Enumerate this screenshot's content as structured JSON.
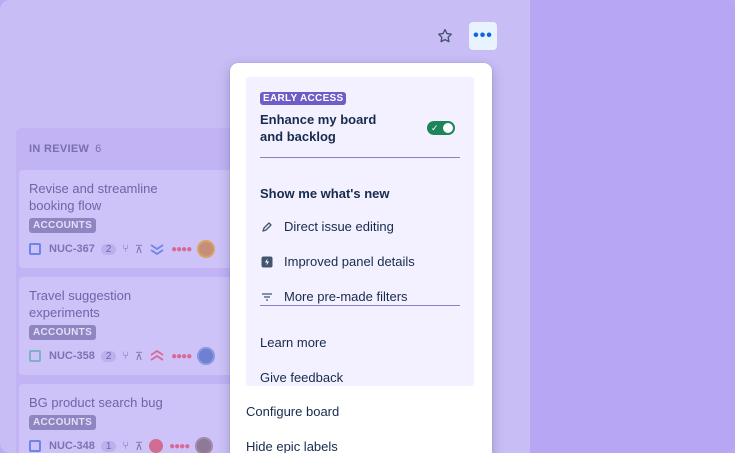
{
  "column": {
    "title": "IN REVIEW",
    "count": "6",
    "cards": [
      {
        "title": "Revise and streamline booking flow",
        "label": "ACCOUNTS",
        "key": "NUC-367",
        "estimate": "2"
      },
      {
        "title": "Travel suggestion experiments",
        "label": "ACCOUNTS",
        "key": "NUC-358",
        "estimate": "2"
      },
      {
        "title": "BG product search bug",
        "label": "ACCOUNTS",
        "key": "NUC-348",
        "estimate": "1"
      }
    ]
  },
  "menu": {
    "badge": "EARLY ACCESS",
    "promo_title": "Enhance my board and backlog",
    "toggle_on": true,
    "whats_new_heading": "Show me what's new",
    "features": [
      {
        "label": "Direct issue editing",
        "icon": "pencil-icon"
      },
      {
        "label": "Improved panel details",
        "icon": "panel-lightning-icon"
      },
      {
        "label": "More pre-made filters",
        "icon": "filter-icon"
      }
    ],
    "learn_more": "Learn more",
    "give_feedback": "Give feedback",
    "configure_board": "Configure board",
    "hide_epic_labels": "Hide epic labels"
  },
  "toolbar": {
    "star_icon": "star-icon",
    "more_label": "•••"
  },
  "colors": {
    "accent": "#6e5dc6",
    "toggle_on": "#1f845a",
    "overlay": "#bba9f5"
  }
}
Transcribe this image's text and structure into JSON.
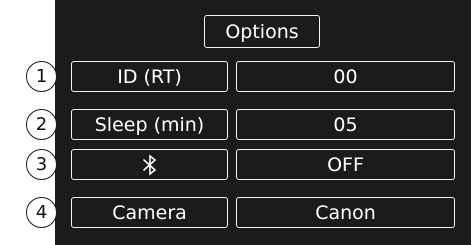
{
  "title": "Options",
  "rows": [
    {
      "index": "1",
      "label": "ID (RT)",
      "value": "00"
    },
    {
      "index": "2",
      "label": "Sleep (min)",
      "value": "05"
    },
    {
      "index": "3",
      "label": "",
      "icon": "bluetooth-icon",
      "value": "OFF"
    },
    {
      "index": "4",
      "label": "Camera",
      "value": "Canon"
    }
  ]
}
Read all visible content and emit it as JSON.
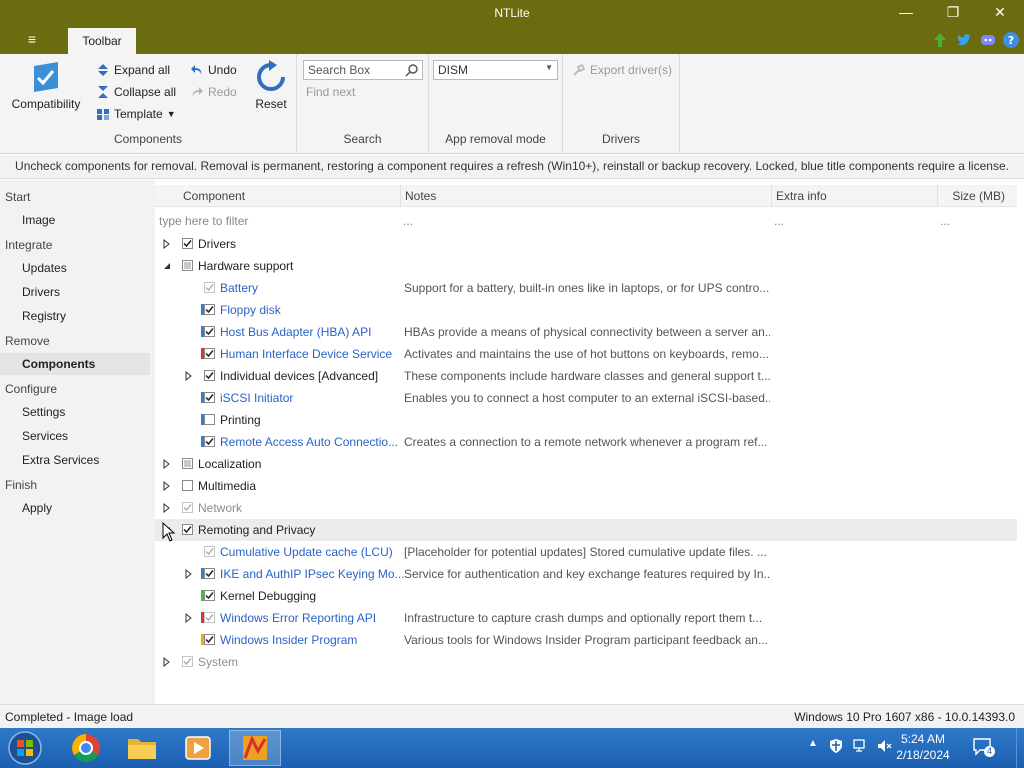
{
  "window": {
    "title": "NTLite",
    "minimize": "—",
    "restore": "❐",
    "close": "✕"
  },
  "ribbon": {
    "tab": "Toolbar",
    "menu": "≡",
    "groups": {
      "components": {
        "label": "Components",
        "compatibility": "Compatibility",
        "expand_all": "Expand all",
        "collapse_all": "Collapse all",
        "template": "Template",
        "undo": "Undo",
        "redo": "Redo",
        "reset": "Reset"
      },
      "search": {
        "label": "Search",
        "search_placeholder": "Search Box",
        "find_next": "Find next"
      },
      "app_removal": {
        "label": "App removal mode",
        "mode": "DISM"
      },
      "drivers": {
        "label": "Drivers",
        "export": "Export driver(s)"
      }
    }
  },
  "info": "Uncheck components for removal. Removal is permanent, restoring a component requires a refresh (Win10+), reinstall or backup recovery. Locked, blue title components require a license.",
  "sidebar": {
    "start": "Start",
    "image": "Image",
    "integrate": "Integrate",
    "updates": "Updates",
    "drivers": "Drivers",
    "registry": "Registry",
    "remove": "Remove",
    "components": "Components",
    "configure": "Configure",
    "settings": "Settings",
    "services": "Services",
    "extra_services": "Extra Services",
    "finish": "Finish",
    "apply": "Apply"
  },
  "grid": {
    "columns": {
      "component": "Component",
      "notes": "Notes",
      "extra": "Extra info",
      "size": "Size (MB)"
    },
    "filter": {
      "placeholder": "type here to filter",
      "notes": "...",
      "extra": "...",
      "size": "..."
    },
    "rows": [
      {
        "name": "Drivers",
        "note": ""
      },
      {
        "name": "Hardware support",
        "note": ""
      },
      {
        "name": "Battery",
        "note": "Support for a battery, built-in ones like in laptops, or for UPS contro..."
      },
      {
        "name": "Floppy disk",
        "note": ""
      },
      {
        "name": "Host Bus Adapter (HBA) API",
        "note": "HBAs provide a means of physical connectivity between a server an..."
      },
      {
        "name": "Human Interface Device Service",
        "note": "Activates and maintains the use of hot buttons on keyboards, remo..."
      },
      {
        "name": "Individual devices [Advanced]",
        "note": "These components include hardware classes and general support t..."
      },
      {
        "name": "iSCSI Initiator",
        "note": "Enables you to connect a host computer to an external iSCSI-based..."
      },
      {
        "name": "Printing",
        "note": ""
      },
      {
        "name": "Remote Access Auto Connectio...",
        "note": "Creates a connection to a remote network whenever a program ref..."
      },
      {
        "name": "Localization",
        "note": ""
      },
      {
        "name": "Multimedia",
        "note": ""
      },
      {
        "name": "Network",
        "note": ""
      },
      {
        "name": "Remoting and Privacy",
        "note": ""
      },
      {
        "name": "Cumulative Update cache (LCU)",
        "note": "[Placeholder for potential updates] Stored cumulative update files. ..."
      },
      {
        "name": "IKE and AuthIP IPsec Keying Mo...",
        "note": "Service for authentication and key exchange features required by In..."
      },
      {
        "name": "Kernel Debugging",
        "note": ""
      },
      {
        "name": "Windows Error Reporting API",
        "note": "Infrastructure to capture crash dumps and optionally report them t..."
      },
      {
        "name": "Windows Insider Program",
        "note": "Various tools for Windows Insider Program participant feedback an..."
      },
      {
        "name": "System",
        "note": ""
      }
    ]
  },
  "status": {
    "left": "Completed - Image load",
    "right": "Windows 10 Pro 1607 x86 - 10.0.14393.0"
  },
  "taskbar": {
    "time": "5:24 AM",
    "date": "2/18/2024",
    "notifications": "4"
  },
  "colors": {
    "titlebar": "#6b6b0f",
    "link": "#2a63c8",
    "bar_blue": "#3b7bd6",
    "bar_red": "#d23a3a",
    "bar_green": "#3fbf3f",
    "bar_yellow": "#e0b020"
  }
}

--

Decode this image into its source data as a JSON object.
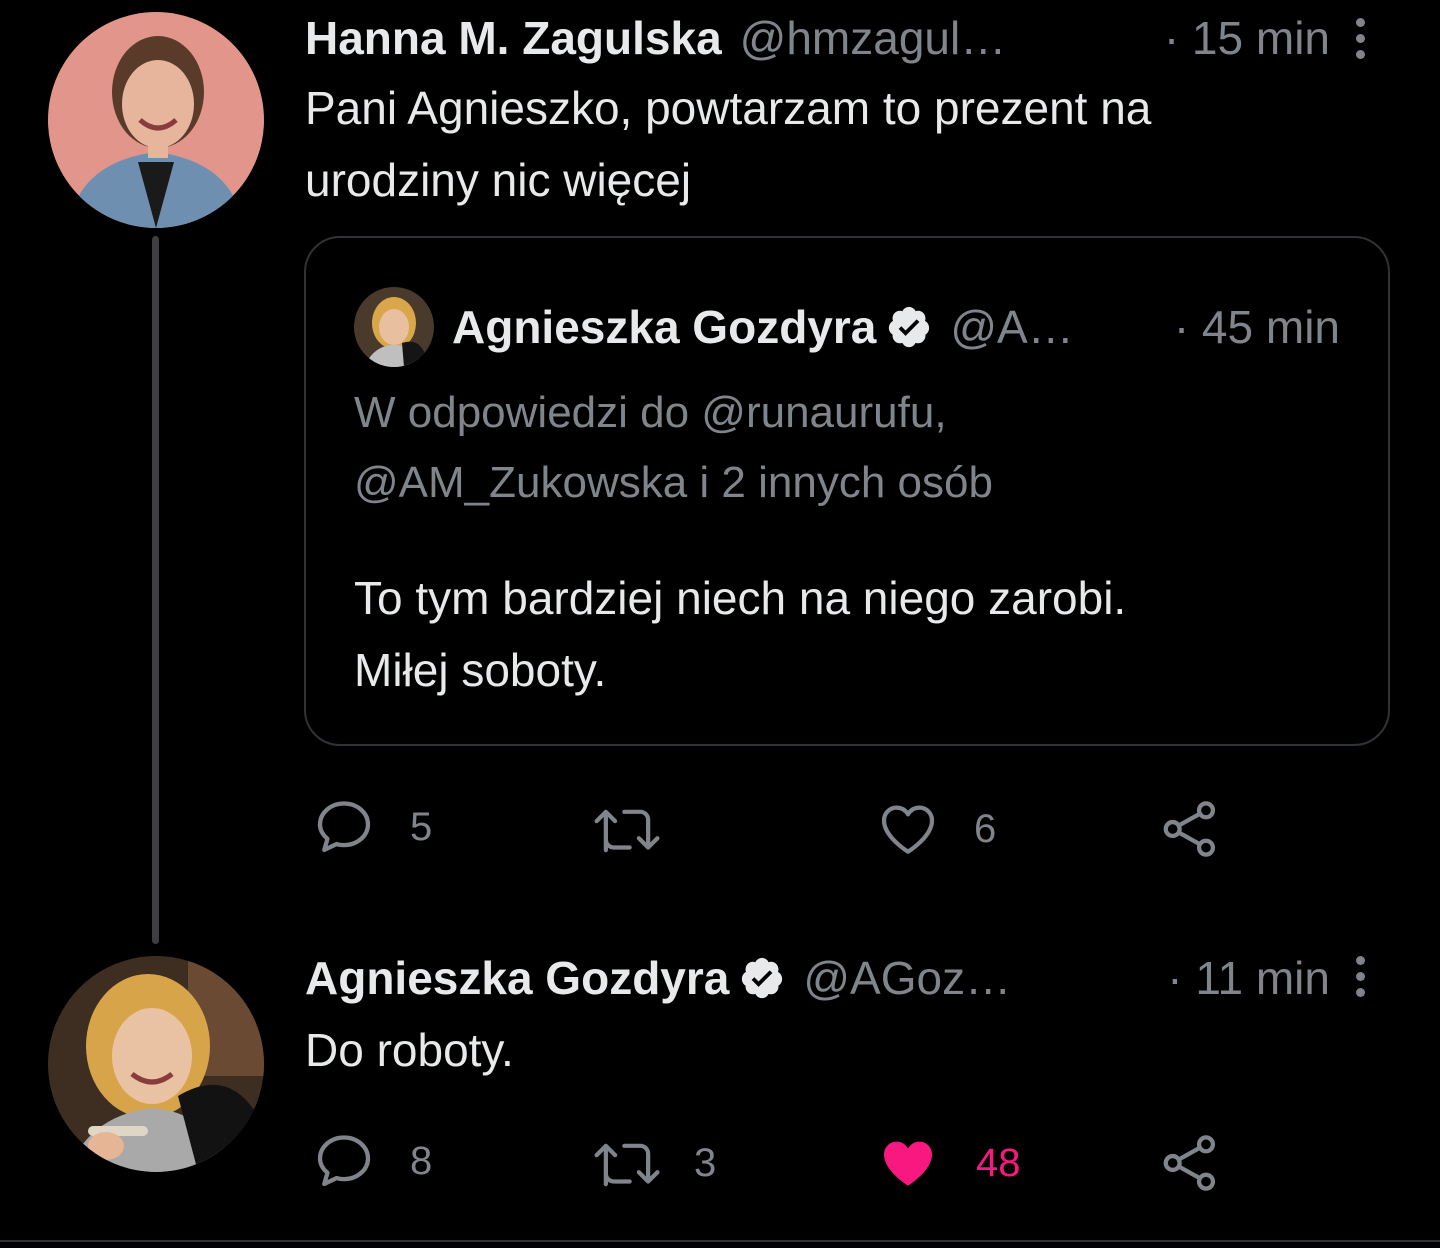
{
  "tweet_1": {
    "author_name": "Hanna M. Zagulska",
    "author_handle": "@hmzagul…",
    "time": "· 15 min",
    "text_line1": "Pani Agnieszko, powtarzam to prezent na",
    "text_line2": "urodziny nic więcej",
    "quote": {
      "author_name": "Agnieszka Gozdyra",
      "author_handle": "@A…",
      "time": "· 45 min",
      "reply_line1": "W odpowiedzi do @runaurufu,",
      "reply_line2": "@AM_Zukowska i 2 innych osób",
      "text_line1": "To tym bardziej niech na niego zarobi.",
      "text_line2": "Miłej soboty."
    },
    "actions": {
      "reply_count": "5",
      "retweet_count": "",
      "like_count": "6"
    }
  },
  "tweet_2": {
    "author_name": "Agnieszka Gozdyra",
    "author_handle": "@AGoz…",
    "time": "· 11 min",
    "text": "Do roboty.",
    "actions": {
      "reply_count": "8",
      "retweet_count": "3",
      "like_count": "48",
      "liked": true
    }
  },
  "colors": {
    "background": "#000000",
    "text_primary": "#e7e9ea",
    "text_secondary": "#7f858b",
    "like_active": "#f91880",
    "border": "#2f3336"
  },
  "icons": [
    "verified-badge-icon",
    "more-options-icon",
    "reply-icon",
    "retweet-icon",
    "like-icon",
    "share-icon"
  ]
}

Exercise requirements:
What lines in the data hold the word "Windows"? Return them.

Output of the exercise:
        "name": "Windows Error Reporting API",
        "name": "Windows Insider Program",
        "note": "Various tools for Windows Insider Program participant feedback an..."
    "right": "Windows 10 Pro 1607 x86 - 10.0.14393.0"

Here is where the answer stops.